Manchester: providing breastfeeding support

In north Manchester clinical commissioning group funding has supplemented investment by the council to create a network of breastfeeding support for new mothers.

The challenge

Breastfeeding has been shown to have many benefits. It protects babies from infections and illnesses and reduces the risk of obesity. There are also benefits for the mother, including a lower risk of breast and ovarian cancer.

Breastfeeding has also been shown to improve the emotional bond between mother and baby. It is why it is recommended babies are breastfed exclusively for the first six months.

But despite three-quarters of new mothers starting to breastfeed after birth, less than half are still managing it at the six to eightweek mark.

In north Manchester the health visiting service found there was such demand for help that it could not keep up.

The solution

In 2018 funding was provided by the clinical commissioning group to allow the councilcommissioned health visiting service to expand its infant feeding support.

Up to that point, there were only two specialist health visitor posts providing help for the entire city. The funding allowed a network of support to be established.

There are now seven infant feeding workers that health visitors can refer into. They work alongside the generic health visiting service in health centres, meaning women can receive prompt advice and support both oneto-one and in group settings when they need it for everything from poor latch to mastitis.

Those who have more complex problems are then referred on to the specialist infant feeding health visitors, of which there are  four. There is also a community paediatric dietician on hand.

Infant Feeding Lead Justine Baines said: “There can be a variety of reasons why there may be on going problems. The baby could be tongue-tied, there may be unidentified clefts or some kind of allergy. We carry out a full feeding assessment at home or at a clinic so we can start getting to the bottom of what the problem is.”

The impact

Since April 2018 there has been an additional 6,000 infant feeding support contacts – a figure that is increasing all the time as it took until October to get the service fully established.

For those that have been helped, the impact has been significant. Rachel (not her real name) describes the services as “amazing”. She said after struggling to breastfeed in the first two weeks she felt like a “complete failure”.

“I ended up at one of the groups and met the most amazing bunch of women. There were other mums, some who were struggling to get things going and others who were now able to feed their babies after a sticky start. We all had our own stories to tell and it was great to be able to share my feelings in such a supportive environment.

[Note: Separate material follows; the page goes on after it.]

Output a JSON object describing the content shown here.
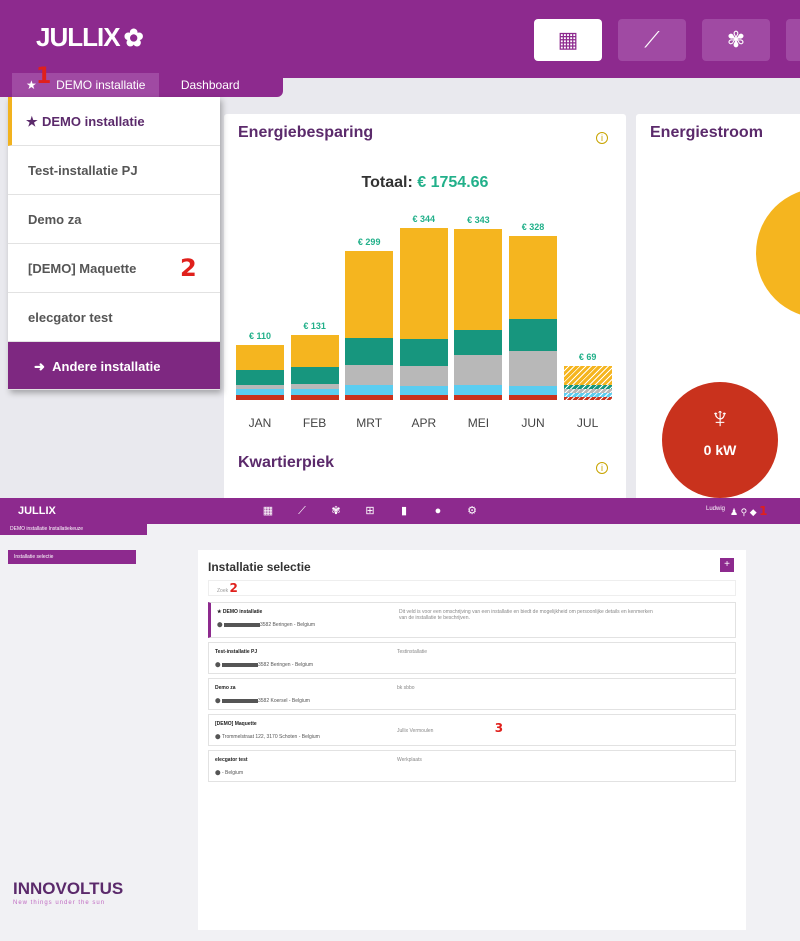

“The team talked me through my options and didn’t put any pressure on me which was my biggest worry. Within two weeks I had got rid of the shields and the formula. I’m not pretending it was easy, but the support made it possible.”

Lessons learned

The unique part of the service is the seamless referral pathways and integrated team delivery that benefits new mothers,  said Ms Baines.

Women are quickly referred to early interventions and help and then on to specialist support for more complex on-going problems if needed.

There is also rapid access to the paediatric dietician for babies who would normally have to wait months for referral. Reflux medications and specialist infant milks can be quickly prescribed by the service too.

How is the approach  being sustained?

To date, health visitors have just referred clients who they have identified as having difficulties. But that is now in the process  of changing.

Ms Baines said: “We want to offer feeding support universally. It is much better to identify issues as early as possible. At the moment we are just fire-fighting – providing support once problems have manifested themselves. By offering all women access to the infant feeding workers we hope to tackle that.”

In the longer term, the hope is similar support could eventually be provided across the city, added Ms Baines.

“The project aims to evidence what works well over the next two years so the service model can be replicated across the city – supporting Manchester’s aim of being a breastfeedingfriendly city.”


Justine Baines Infant Feeding Lead, Manchester Local  Care Organisation